The Trump administration has been aggressively courting the Venezuelan community in Miami-Dade as that country descended into chaos, poverty and violence over the past two years. Flanked by large Venezuelan and American flags, Trump delivered a major speech denouncing President Nicolás Maduro and declaring the “twilight hour of socialism” in February 2019 at Florida International University. That theme was bookended one week before the election by his daughter, Ivanka Trump, who at a Miami rally said: “Today, I bring a message from my father: America will never be a socialist country.”
Such appeals resonated with Miami voter Maria Todd, 49, who moved to the United States as a child during Panamanian dictator Manuel Antonio Noriega’s regime in the 1980s. The former teacher hosts a YouTube show called “American Values” and recoiled at what she perceived as the Democratic nominee’s offer of “free” health care under the Affordable Care Act.
“Biden speaks clearly like a chavista-type person, and Miami knows socialism, dictators and communists,” Todd said, referring to Hugo Chávez, the former Venezuelan leader. “That’s not history to us. That’s something that has tainted our lives forever. We recognize it when we see it.”
Republican strategist Ryan Tyson said he concluded from his work for the state GOP this election cycle that Hispanic voters also were turned off by the Black Lives Matter protests over the summer. Trump’s jabs at what he characterized as far-left rioters and his repeated though false suggestions that Biden wants to “defund” the police appear to have won over some voters.
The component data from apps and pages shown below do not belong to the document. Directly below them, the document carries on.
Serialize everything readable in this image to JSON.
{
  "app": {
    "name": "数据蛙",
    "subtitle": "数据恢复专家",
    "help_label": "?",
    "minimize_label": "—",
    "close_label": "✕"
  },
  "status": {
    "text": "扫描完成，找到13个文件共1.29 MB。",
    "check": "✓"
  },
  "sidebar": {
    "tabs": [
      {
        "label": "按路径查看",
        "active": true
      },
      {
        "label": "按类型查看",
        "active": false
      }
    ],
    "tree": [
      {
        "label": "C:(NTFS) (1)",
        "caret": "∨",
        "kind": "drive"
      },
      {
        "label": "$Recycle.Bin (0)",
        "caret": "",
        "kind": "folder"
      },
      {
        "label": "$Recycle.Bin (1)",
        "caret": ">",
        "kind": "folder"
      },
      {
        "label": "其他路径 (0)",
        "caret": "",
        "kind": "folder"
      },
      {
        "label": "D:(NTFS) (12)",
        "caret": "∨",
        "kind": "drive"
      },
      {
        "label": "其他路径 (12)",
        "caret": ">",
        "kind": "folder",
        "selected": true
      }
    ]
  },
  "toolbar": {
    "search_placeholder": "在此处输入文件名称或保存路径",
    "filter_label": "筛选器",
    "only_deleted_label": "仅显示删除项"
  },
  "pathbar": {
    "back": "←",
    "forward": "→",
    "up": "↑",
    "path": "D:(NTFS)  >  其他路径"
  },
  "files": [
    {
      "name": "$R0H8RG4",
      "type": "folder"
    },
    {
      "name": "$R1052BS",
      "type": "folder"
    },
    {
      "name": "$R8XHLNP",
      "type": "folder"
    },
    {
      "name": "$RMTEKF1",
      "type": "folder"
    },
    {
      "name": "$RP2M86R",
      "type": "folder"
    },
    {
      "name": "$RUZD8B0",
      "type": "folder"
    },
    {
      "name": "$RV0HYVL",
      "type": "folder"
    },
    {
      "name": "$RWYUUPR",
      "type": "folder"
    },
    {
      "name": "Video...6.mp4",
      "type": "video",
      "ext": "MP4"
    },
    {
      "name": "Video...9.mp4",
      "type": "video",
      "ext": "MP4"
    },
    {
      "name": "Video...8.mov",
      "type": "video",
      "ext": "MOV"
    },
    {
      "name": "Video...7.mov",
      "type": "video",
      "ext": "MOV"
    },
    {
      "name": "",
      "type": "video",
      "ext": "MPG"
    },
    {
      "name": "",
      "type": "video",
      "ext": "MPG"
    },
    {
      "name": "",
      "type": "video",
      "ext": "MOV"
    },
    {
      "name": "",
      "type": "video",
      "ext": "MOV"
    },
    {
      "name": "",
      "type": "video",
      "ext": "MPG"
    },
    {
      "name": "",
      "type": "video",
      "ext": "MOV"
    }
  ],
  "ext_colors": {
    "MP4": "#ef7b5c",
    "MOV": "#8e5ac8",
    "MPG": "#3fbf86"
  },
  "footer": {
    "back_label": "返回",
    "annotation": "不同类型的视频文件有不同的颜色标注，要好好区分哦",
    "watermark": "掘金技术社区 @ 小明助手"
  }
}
“Since we have suffered the undermining of the rule of law in Venezuela, I’ve been really concerned about the situation I saw in [Portland, Ore.,] and other cities in the U.S.,” said Boris Noguera, a Trump activist in Miami and originally from Caracas. “I don’t agree at all with defunding the police, so that’s why I have been motivated for Trump, because he supports institutions and the rule of law.”
Biden’s loss sparked debate over whether Florida still qualifies as a swing state and led to perennial calls for new Democratic leadership in a state where Republicans have dominated the capital for two decades. Democrat Anna Eskamani, a state representative in central Florida, said the party invested too much on consultants and advertising — including more than $100 million by former New York mayor Mike Bloomberg — and not enough on basic field operations and door-knocking.
The Democrats’ current 134,242 voter registration advantage in Florida is less than half of its cushion in 2016, when Trump carried the state by fewer than 113,000 votes.
Democrats retreated to phone banks and digital outreach when the pandemic hit in March and didn’t ramp up in-person campaigning until the final month of the race. The Trump campaign said it knocked on more than 4 million doors in the state.
On the other hand, Biden allies spent twice as much money as Republicans in Florida and more than three times as much in the last three weeks of the campaign.
“All that money for Joe Biden here didn’t do any good,” Eskamani said. “There definitely needs to be a complete cleaning of the house in the leadership of the Democratic Party. We should be organizing 24/7, and not just in campaign season.”
One of the few bright spots for Miami-Dade Democrats was a victory in the countywide mayoral election, but the race was closer than anticipated.
“We ran a ground-and-pound, grass-roots, door-knocking race and it mattered,” Tyson said. “The field program by the Trump campaign was historic in Florida. We never saw the Biden people anywhere.”
Rozsa reported from Florida.